Hurricane Florence and Climate Change

Rohan Bagchi, Writer

Hang on for a minute...we're trying to find some more stories you might like.


Email This Story






Hurricane Florence occurred from August 31st to September 19th in 2018, and its effects were record-breaking. Florence killed more than 32 people and disrupted the lives of millions living in the Southern United States. Many predict that Florence will have a negative effect on the US economy. This hurricane, along with other recent Hurricanes, have done vast damage to the United States, costing billions of dollars and hurting numerous lives. But why are hurricanes becoming more intense?

Hurricanes initially form over the ocean, where air is warm and moist. A low pressure center causes winds to travel from areas of higher pressure to the low pressure center. The speed of the wind depends on the pressure gradient: the lower the pressure of the center is, the faster the wind speeds. Wind speeds of hurricanes determine their category, measured by the Saffir Simpson scale. The water vapor content and temperature in the hurricane’s environment also determines the amount of precipitation. This is why most hurricanes are strong as they enter the Southeast US, but become weaker as they reach New England. Unlike the South, New England is colder and drier. 

Studies have shown that human-induced greenhouse gas emissions have contributed greatly to a warming Earth. Many argue that the Earth is naturally warming. This is true, but the extent to which it is warming currently is much, much more than it is supposed to. Currently, the earth is warming exponentially. The main effects of the current warming of Earth is an increase in the average temperature, but also a change in water vapor content. Since more water is evaporating in the Western US, the Western US is becoming drier. Consequently, more water vapor is getting pushed eastward, causing flooding in the Eastern US. 

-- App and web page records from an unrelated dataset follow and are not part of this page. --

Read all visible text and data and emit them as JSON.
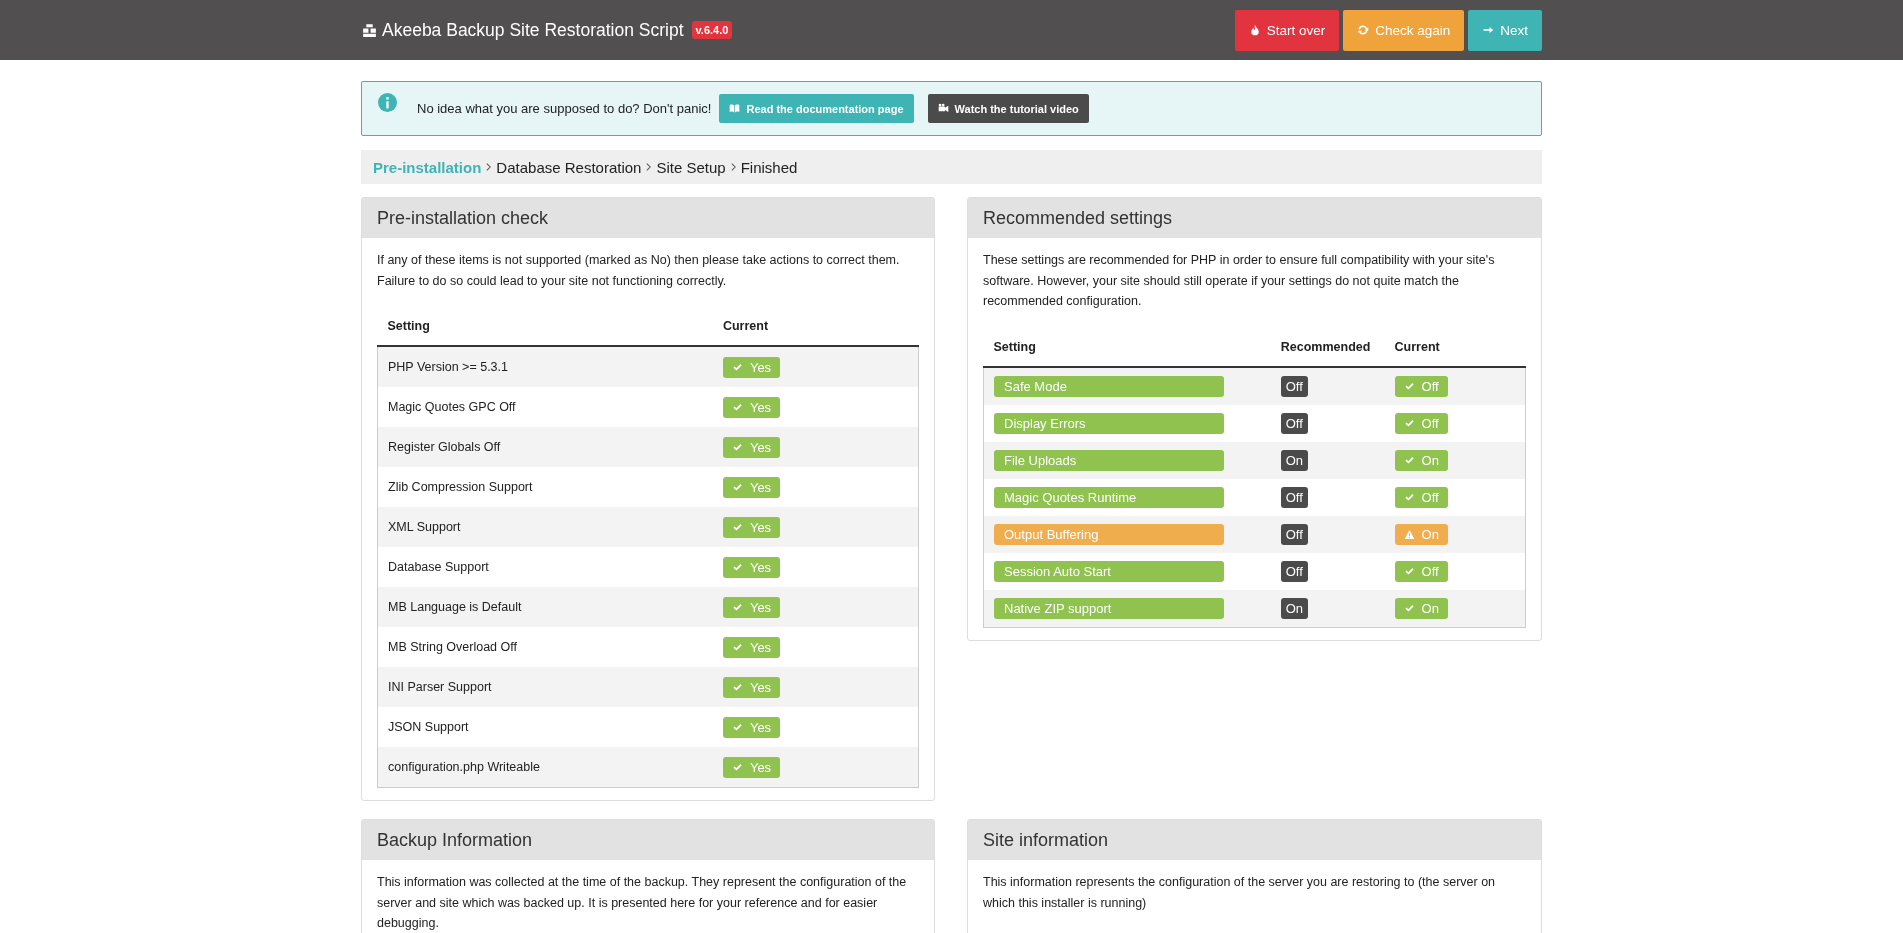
{
  "header": {
    "title": "Akeeba Backup Site Restoration Script",
    "version": "v.6.4.0",
    "buttons": [
      {
        "kind": "danger",
        "label": "Start over"
      },
      {
        "kind": "warning",
        "label": "Check again"
      },
      {
        "kind": "primary",
        "label": "Next"
      }
    ]
  },
  "notice": {
    "text": "No idea what you are supposed to do? Don't panic!",
    "buttons": [
      {
        "kind": "docs",
        "label": "Read the documentation page"
      },
      {
        "kind": "video",
        "label": "Watch the tutorial video"
      }
    ]
  },
  "breadcrumb": [
    {
      "label": "Pre-installation",
      "selected": true
    },
    {
      "label": "Database Restoration",
      "selected": false
    },
    {
      "label": "Site Setup",
      "selected": false
    },
    {
      "label": "Finished",
      "selected": false
    }
  ],
  "preinstall": {
    "title": "Pre-installation check",
    "intro": "If any of these items is not supported (marked as No) then please take actions to correct them. Failure to do so could lead to your site not functioning correctly.",
    "columns": [
      "Setting",
      "Current"
    ],
    "rows": [
      {
        "setting": "PHP Version >= 5.3.1",
        "current": "Yes",
        "kind": "ok"
      },
      {
        "setting": "Magic Quotes GPC Off",
        "current": "Yes",
        "kind": "ok"
      },
      {
        "setting": "Register Globals Off",
        "current": "Yes",
        "kind": "ok"
      },
      {
        "setting": "Zlib Compression Support",
        "current": "Yes",
        "kind": "ok"
      },
      {
        "setting": "XML Support",
        "current": "Yes",
        "kind": "ok"
      },
      {
        "setting": "Database Support",
        "current": "Yes",
        "kind": "ok"
      },
      {
        "setting": "MB Language is Default",
        "current": "Yes",
        "kind": "ok"
      },
      {
        "setting": "MB String Overload Off",
        "current": "Yes",
        "kind": "ok"
      },
      {
        "setting": "INI Parser Support",
        "current": "Yes",
        "kind": "ok"
      },
      {
        "setting": "JSON Support",
        "current": "Yes",
        "kind": "ok"
      },
      {
        "setting": "configuration.php Writeable",
        "current": "Yes",
        "kind": "ok"
      }
    ]
  },
  "recommended": {
    "title": "Recommended settings",
    "intro": "These settings are recommended for PHP in order to ensure full compatibility with your site's software. However, your site should still operate if your settings do not quite match the recommended configuration.",
    "columns": [
      "Setting",
      "Recommended",
      "Current"
    ],
    "rows": [
      {
        "setting": "Safe Mode",
        "recommended": "Off",
        "current": "Off",
        "kind": "ok"
      },
      {
        "setting": "Display Errors",
        "recommended": "Off",
        "current": "Off",
        "kind": "ok"
      },
      {
        "setting": "File Uploads",
        "recommended": "On",
        "current": "On",
        "kind": "ok"
      },
      {
        "setting": "Magic Quotes Runtime",
        "recommended": "Off",
        "current": "Off",
        "kind": "ok"
      },
      {
        "setting": "Output Buffering",
        "recommended": "Off",
        "current": "On",
        "kind": "warning"
      },
      {
        "setting": "Session Auto Start",
        "recommended": "Off",
        "current": "Off",
        "kind": "ok"
      },
      {
        "setting": "Native ZIP support",
        "recommended": "On",
        "current": "On",
        "kind": "ok"
      }
    ]
  },
  "backup_info": {
    "title": "Backup Information",
    "intro": "This information was collected at the time of the backup. They represent the configuration of the server and site which was backed up. It is presented here for your reference and for easier debugging."
  },
  "site_info": {
    "title": "Site information",
    "intro": "This information represents the configuration of the server you are restoring to (the server on which this installer is running)"
  }
}
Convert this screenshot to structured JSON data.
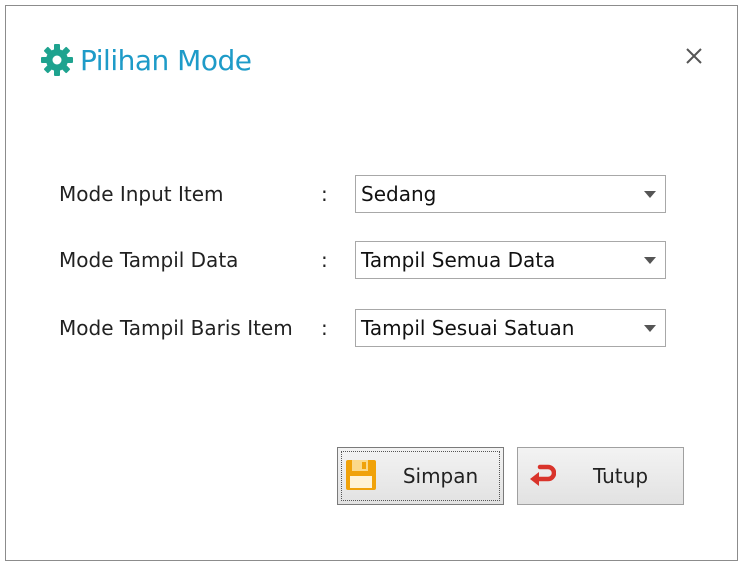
{
  "dialog": {
    "title": "Pilihan Mode",
    "title_icon": "gear-icon",
    "close_icon": "close-icon",
    "title_color": "#1e9bc8",
    "icon_color": "#1ea38f"
  },
  "fields": [
    {
      "label": "Mode Input Item",
      "separator": ":",
      "value": "Sedang"
    },
    {
      "label": "Mode Tampil Data",
      "separator": ":",
      "value": "Tampil Semua Data"
    },
    {
      "label": "Mode Tampil Baris Item",
      "separator": ":",
      "value": "Tampil Sesuai Satuan"
    }
  ],
  "buttons": {
    "save": {
      "label": "Simpan",
      "icon": "floppy-disk-icon",
      "icon_color": "#f0a20a"
    },
    "close": {
      "label": "Tutup",
      "icon": "undo-arrow-icon",
      "icon_color": "#d9342b"
    }
  }
}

These changes have caused Atlantic hurricanes to become more intense. Meteorologists predict that the intensity of hurricanes will increase, but their frequency will decrease. If humans do not act to reduce the effects of climate change, intense hurricanes will become one of its many extreme effects. Currently, it is already too late to solve some climate-related problems; at best we can reduce some problems, but it will take reducing factory emissions and fossil fuel production, which is a controversial situation.